Available data:
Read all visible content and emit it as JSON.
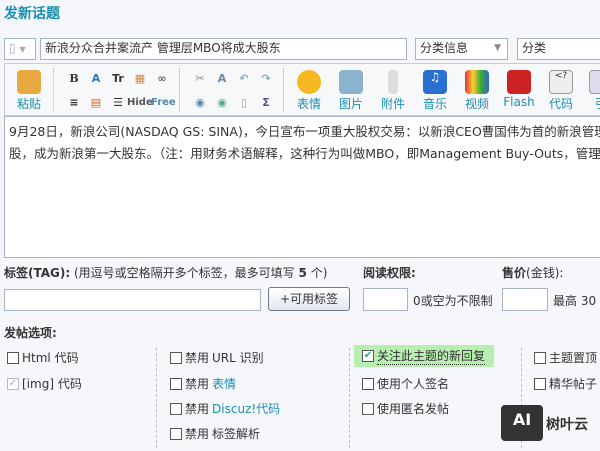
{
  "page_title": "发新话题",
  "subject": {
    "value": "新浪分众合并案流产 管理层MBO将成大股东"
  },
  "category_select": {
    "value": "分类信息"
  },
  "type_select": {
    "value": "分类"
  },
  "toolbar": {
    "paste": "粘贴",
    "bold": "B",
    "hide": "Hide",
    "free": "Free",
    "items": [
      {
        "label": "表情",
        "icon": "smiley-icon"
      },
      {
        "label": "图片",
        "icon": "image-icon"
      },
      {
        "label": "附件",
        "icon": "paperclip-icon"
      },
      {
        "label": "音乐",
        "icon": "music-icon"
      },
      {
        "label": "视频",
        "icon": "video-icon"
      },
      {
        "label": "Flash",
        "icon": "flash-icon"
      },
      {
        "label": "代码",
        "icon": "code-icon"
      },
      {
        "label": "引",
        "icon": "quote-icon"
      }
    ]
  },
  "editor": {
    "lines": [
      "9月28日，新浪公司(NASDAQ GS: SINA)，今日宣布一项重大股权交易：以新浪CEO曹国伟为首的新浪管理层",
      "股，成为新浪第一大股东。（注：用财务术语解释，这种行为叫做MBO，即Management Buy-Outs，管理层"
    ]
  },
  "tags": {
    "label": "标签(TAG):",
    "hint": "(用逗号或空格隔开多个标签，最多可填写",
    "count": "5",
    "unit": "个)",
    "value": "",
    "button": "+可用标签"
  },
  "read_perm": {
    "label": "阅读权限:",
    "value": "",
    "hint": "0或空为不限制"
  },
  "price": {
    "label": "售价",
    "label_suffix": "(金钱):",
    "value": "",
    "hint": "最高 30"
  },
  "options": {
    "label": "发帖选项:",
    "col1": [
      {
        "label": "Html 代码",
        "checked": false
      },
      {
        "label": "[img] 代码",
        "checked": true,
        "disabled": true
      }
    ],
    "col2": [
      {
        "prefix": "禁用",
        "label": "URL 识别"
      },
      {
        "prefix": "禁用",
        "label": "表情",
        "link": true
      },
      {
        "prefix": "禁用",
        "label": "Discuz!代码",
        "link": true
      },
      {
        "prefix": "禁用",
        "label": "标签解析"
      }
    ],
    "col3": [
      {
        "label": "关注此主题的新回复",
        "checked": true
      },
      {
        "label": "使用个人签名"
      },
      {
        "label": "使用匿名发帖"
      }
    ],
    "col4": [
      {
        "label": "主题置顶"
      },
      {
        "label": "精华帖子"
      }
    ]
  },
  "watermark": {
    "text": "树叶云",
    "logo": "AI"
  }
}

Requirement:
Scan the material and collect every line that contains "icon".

Response to this task:
        "icon": "smiley-icon"
        "icon": "image-icon"
        "icon": "paperclip-icon"
        "icon": "music-icon"
        "icon": "video-icon"
        "icon": "flash-icon"
        "icon": "code-icon"
        "icon": "quote-icon"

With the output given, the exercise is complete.